→ **About this exercise**
From the line with "Transcribe this image's" to the final line of the records, reproduce every line exactly and only those lines.

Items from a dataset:
------------------------------------------------------------

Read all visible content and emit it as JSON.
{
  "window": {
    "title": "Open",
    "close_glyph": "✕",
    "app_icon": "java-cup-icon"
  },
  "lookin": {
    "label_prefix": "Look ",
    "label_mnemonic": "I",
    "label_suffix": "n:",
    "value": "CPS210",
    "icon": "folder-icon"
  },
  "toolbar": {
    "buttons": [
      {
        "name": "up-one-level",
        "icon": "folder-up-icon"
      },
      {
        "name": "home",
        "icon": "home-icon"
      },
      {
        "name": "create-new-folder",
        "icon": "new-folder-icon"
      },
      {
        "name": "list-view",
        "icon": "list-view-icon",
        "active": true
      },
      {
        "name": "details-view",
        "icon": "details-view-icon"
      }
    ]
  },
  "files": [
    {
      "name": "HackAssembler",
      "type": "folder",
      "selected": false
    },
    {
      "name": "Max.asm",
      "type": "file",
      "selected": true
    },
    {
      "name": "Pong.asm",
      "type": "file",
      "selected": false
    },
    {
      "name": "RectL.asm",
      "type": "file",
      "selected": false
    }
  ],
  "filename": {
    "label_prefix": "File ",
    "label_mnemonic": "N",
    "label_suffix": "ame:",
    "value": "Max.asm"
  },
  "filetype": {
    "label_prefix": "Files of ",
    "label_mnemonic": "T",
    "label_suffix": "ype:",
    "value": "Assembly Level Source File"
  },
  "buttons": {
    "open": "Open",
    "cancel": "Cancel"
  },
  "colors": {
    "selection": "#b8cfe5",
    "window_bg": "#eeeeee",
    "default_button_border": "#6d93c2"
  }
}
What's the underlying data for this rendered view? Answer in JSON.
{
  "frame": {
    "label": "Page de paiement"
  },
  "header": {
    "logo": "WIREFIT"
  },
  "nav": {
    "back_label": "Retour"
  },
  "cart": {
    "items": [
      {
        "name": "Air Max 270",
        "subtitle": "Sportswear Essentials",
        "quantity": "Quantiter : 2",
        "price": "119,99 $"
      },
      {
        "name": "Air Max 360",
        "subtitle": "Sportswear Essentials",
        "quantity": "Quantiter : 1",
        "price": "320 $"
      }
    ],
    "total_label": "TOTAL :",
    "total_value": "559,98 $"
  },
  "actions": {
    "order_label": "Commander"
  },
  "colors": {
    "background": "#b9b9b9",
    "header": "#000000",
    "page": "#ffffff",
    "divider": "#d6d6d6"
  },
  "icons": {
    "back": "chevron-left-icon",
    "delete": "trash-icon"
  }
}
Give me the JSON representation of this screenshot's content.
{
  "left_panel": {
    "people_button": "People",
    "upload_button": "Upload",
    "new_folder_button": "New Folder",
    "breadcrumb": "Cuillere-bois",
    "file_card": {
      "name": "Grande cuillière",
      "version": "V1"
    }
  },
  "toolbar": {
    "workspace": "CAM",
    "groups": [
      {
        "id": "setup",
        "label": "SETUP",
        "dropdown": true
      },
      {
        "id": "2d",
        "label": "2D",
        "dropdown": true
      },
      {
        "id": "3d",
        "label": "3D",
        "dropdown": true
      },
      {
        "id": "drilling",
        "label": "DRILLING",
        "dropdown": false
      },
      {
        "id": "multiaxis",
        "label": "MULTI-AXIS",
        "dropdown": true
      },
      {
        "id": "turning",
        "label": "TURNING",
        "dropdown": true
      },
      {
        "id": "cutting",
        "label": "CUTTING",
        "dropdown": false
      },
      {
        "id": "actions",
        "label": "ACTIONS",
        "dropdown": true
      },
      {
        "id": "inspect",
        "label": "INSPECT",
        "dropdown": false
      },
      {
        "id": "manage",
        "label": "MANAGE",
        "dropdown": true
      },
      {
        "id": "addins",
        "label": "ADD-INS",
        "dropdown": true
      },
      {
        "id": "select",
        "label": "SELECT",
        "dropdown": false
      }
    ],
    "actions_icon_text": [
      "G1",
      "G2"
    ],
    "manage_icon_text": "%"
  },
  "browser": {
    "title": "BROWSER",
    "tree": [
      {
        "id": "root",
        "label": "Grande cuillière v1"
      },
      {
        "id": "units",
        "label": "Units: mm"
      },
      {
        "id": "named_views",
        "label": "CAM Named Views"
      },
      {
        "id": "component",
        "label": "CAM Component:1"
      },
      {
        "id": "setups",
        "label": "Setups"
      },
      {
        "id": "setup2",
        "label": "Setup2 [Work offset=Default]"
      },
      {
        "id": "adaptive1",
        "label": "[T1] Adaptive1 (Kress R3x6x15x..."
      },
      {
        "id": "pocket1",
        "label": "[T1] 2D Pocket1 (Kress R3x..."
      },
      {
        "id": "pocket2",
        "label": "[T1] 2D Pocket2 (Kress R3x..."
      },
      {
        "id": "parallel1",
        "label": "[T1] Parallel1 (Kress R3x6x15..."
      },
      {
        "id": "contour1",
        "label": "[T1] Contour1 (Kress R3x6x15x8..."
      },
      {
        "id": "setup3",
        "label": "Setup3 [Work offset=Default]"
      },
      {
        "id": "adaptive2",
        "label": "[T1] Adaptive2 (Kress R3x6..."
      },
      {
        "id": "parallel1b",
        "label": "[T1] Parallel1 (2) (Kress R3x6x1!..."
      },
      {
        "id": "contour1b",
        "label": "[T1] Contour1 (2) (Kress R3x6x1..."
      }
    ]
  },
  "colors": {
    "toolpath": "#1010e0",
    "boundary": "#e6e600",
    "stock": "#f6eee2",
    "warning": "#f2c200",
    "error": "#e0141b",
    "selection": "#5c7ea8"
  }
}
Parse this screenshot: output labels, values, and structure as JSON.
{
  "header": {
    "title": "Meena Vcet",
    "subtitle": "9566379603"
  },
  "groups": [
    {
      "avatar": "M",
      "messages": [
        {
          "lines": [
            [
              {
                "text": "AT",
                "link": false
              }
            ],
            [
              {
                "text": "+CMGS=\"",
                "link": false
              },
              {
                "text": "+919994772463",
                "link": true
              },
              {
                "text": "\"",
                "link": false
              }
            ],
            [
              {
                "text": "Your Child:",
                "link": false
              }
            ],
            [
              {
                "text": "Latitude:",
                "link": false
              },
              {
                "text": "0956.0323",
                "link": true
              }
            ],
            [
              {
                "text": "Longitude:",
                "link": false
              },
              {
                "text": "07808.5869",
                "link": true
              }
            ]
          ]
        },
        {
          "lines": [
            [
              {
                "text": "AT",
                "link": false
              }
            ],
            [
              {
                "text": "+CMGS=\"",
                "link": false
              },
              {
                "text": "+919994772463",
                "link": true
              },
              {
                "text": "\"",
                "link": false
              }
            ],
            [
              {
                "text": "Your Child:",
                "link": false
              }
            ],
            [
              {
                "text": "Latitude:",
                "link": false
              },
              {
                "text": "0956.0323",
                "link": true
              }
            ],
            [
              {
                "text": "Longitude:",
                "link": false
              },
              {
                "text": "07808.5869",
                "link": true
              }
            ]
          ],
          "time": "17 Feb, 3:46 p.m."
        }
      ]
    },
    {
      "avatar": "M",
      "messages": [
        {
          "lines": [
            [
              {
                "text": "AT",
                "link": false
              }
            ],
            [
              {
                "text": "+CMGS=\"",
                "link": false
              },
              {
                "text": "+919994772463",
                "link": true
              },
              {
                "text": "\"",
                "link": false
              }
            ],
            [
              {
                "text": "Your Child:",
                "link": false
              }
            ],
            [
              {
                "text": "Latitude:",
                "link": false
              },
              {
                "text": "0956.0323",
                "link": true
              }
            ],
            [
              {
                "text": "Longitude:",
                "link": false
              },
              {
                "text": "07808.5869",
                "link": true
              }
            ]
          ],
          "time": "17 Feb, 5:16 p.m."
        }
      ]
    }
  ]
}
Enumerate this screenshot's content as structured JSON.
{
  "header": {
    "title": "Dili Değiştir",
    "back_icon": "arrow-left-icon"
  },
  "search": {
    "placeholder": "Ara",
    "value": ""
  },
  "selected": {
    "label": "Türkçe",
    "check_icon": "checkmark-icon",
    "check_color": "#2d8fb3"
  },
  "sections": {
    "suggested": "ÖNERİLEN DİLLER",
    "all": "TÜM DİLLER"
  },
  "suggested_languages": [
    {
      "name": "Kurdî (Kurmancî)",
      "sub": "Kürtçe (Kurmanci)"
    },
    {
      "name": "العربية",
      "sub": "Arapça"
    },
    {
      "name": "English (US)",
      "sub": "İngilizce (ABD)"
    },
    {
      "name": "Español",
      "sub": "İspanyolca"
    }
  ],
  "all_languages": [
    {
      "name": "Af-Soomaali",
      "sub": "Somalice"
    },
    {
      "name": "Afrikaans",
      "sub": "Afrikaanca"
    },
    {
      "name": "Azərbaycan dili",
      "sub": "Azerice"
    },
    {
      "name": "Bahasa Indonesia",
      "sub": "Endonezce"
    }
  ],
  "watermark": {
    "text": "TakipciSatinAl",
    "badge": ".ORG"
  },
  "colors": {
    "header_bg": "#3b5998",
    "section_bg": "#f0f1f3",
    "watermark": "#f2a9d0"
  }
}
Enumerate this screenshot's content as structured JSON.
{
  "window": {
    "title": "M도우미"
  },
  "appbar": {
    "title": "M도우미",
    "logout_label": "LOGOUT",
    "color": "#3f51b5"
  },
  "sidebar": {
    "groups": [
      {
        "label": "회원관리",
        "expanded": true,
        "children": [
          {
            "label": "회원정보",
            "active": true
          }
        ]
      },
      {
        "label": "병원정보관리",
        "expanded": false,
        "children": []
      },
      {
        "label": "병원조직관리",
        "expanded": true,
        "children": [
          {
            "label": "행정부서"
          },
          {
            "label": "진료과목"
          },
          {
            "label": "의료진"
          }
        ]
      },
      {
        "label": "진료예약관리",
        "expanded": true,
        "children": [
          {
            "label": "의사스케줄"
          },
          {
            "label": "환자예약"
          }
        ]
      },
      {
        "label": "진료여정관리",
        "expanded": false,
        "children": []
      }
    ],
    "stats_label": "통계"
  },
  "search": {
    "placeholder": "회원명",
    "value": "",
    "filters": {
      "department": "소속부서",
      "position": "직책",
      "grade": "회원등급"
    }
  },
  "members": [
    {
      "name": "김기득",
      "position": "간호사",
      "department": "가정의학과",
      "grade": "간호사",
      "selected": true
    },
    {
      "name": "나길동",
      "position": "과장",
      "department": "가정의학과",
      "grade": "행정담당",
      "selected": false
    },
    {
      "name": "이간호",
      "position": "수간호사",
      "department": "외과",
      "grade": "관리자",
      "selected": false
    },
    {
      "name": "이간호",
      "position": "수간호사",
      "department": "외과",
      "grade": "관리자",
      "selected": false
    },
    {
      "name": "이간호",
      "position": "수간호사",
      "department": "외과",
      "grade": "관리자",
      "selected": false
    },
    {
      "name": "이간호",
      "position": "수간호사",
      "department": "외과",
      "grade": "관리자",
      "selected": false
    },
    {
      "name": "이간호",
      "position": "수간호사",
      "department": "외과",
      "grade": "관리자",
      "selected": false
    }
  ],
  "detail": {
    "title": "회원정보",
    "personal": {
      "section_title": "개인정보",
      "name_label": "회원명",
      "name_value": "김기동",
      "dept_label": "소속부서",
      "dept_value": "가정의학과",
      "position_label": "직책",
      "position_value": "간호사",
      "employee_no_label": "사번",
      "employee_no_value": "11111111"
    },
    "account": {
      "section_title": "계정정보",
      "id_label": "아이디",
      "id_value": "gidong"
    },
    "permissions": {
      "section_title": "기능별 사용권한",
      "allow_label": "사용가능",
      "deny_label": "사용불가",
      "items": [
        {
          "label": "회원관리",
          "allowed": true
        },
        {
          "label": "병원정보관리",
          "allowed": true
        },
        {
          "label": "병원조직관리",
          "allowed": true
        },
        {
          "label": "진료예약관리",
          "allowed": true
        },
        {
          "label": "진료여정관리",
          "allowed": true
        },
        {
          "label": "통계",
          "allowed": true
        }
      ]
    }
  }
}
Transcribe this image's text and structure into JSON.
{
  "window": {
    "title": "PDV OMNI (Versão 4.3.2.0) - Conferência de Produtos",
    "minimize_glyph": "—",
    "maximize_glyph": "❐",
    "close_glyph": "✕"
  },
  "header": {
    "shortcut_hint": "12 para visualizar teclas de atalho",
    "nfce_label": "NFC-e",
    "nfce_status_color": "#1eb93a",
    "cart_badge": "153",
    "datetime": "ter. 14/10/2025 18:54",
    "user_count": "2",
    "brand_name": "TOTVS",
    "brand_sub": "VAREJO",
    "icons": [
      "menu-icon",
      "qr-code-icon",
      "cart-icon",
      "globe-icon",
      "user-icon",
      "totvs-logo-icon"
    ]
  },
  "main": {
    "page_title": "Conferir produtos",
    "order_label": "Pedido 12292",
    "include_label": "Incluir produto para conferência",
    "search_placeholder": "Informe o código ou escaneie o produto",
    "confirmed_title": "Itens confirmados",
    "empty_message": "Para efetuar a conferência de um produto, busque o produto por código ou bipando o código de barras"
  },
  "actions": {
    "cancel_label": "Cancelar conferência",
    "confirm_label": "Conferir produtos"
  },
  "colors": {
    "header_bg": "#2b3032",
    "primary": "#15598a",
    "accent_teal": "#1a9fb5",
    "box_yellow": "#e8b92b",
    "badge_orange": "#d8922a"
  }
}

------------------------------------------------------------

→ **Result below**
Transcribe this image's text and structure into JSON.
{
  "window": {
    "title": "PDV OMNI (Versão 4.3.2.0) - Conferência de Produtos",
    "minimize_glyph": "—",
    "maximize_glyph": "❐",
    "close_glyph": "✕"
  },
  "header": {
    "shortcut_hint": "12 para visualizar teclas de atalho",
    "nfce_label": "NFC-e",
    "nfce_status_color": "#1eb93a",
    "cart_badge": "153",
    "datetime": "ter. 14/10/2025 18:54",
    "user_count": "2",
    "brand_name": "TOTVS",
    "brand_sub": "VAREJO",
    "icons": [
      "menu-icon",
      "qr-code-icon",
      "cart-icon",
      "globe-icon",
      "user-icon",
      "totvs-logo-icon"
    ]
  },
  "main": {
    "page_title": "Conferir produtos",
    "order_label": "Pedido 12292",
    "include_label": "Incluir produto para conferência",
    "search_placeholder": "Informe o código ou escaneie o produto",
    "confirmed_title": "Itens confirmados",
    "empty_message": "Para efetuar a conferência de um produto, busque o produto por código ou bipando o código de barras"
  },
  "actions": {
    "cancel_label": "Cancelar conferência",
    "confirm_label": "Conferir produtos"
  },
  "colors": {
    "header_bg": "#2b3032",
    "primary": "#15598a",
    "accent_teal": "#1a9fb5",
    "box_yellow": "#e8b92b",
    "badge_orange": "#d8922a"
  }
}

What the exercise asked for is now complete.